The new CEO of Duke Energy, Lynn Good, has given an interview to the Financial Times in which she sets out the company’s medium term strategy. Stating “We don’t believe carbon capture is a proven scalable commercially available technology,” Ms Good went on to say that Duke did not see the possibility of any new coal-fired power plants in the medium term; rather, with nuclear plants expensive, the company would focus on gas and renewable energies. Accordingly, Duke, with its core territory in the US states of North and South Carolina, is monitoring the deployment of renewable power generation in other parts of the world, notably California, Arizona and Germany. Duke is also pushing regulators to introduce a means for utilities to be rewarded for reliability of supply, much as other utilities in other countries are doing.
UK government awards design and planning funds to White Rose CCS Project
December saw an announcement by the UK government that it has selected the White Rose CCS Project in Yorkshire to receive multi-million pound funding for a two-year programme of detailed design and planning. The project, a collaboration between Alstom, Drax, BOC and the National Grid (collectively forming an entity called Capture Power), involves the building of a 426 MWe coal-fired power plant with 90% carbon capture, the Yorkshire-Humber CCS Trunkline, and storage infrastructure, the latter two being sized so that other industry in the area might feed into them in the future. The design and planning will take the project to the stage where it will be able to compete for commercialisation funding from the government.

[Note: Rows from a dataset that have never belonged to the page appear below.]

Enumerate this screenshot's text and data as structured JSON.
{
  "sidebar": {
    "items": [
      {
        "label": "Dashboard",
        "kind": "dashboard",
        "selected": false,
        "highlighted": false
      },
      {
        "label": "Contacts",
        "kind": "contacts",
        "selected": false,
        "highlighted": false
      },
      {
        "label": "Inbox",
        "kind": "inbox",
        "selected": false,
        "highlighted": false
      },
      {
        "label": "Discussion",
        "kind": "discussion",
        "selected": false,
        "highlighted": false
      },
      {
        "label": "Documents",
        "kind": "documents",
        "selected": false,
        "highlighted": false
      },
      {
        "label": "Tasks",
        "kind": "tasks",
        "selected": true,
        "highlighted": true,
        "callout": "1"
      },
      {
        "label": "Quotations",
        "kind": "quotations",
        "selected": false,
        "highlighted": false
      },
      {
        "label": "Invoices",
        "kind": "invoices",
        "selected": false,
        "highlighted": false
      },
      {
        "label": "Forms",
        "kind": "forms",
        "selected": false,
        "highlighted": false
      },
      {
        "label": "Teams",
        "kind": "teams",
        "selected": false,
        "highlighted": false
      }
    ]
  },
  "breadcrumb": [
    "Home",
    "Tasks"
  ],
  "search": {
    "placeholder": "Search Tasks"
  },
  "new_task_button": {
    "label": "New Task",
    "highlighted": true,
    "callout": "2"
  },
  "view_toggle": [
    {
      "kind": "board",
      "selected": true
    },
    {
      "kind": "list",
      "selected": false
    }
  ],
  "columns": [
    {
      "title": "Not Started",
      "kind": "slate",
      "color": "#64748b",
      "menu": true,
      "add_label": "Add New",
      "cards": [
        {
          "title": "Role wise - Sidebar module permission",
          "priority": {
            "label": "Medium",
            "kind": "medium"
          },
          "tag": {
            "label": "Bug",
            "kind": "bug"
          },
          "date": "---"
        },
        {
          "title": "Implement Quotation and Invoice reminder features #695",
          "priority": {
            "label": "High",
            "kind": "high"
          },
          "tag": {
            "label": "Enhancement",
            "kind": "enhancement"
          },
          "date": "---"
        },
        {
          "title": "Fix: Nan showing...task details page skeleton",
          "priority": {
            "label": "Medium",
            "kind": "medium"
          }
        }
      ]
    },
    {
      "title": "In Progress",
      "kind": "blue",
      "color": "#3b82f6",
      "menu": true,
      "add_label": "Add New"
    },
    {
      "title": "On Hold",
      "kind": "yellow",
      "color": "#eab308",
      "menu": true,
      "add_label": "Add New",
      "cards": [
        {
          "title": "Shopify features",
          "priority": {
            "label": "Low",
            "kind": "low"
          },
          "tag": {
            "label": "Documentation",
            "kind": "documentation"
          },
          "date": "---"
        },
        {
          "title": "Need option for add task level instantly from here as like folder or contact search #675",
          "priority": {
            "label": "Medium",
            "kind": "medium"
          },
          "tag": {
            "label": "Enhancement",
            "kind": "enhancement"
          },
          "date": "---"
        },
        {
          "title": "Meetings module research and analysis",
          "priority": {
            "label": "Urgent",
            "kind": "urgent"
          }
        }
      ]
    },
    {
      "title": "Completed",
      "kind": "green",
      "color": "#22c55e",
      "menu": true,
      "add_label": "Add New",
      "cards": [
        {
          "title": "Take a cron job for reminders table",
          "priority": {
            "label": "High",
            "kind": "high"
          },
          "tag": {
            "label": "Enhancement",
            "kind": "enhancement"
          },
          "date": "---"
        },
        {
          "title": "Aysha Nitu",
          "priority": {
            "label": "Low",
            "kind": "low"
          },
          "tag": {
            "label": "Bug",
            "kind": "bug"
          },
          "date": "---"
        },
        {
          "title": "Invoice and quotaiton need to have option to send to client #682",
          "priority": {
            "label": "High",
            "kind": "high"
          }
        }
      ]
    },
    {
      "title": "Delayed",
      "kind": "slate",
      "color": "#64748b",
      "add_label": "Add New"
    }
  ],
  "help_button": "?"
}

Indian steel consortium revises Afghan steel project plans downwards after failing to secure financing
A consortium of Indian companies including the state-owned Steel Authority of India, JSW Steel and Jindal Steel and Power Co has had to drastically reduce its plans for an iron ore mining and steel making project in Afghanistan, after the Indian finance ministry refused to finance its $US 10.8 billion (€7.95 billion) proposal. The terms of the deal had been agreed with the Afghan government in 2011, and included 3 iron ore blocks and a 6 million tonne per annum steel plant; the revised $US 2 billion plan, with a 1.2 million tonne per annum steel plant will have to gain the Afghan government’s approval as well as secure finance. The US government estimates that Afghanistan has $US 1 trillion (€737 billion) of untapped natural resources, but because of the country’s instability, few projects are going forward.
Fire at Petrobras coking unit comes after complaints of over-capacity operation

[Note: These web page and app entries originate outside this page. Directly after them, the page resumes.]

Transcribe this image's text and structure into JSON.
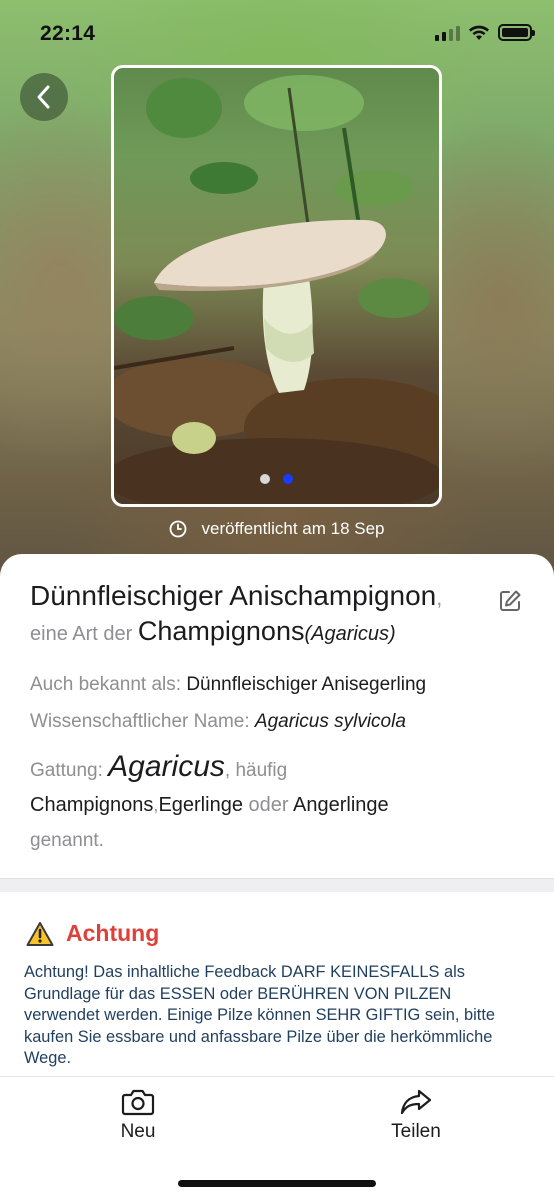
{
  "status_bar": {
    "time": "22:14",
    "signal_icon": "cellular-signal-icon",
    "wifi_icon": "wifi-icon",
    "battery_icon": "battery-icon"
  },
  "header": {
    "back_icon": "chevron-left-icon"
  },
  "photo": {
    "description_icon": "mushroom-photo",
    "dots_count": 2,
    "active_dot": 2,
    "active_color": "#1a3cff"
  },
  "published": {
    "icon": "clock-icon",
    "text": "veröffentlicht am 18 Sep"
  },
  "species": {
    "name": "Dünnfleischiger Anischampignon",
    "name_suffix": ",",
    "type_prefix": "eine Art der",
    "group": "Champignons",
    "group_latin": "(Agaricus)",
    "edit_icon": "edit-icon"
  },
  "details": {
    "aka_label": "Auch bekannt als:",
    "aka_value": "Dünnfleischiger Anisegerling",
    "sci_label": "Wissenschaftlicher Name:",
    "sci_value": "Agaricus sylvicola",
    "genus_label": "Gattung:",
    "genus_value": "Agaricus",
    "genus_suffix": ", häufig",
    "common_name_1": "Champignons",
    "common_sep_1": ",",
    "common_name_2": "Egerlinge",
    "common_sep_2": "oder",
    "common_name_3": "Angerlinge",
    "called_text": "genannt."
  },
  "warning": {
    "icon": "warning-triangle-icon",
    "title": "Achtung",
    "title_color": "#e0403a",
    "text": "Achtung! Das inhaltliche Feedback DARF KEINESFALLS als Grundlage für das ESSEN oder BERÜHREN VON PILZEN verwendet werden. Einige Pilze können SEHR GIFTIG sein, bitte kaufen Sie essbare und anfassbare Pilze über die herkömmliche Wege."
  },
  "tabbar": {
    "new_icon": "camera-icon",
    "new_label": "Neu",
    "share_icon": "share-icon",
    "share_label": "Teilen"
  }
}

A fire at a coking unit of one of Petrobras’s oil refineries near Rio de Janeiro, Brazil, in early January led to it being shut down for around a week. Workers at the plant have complained that the company was running the unit above capacity, the union claiming that instead of 5,000 cubic metres per day, it was running at 6,000 cubic metres (union officials had made a formal complaint about the over-capacity use of the unit in October of last year). According to Reuters, it is the latest in a string of accidents at Petrobras refineries, as the company struggles to supply enough fuel to satisfy domestic demand. Petrobras has declined to comment on the accident.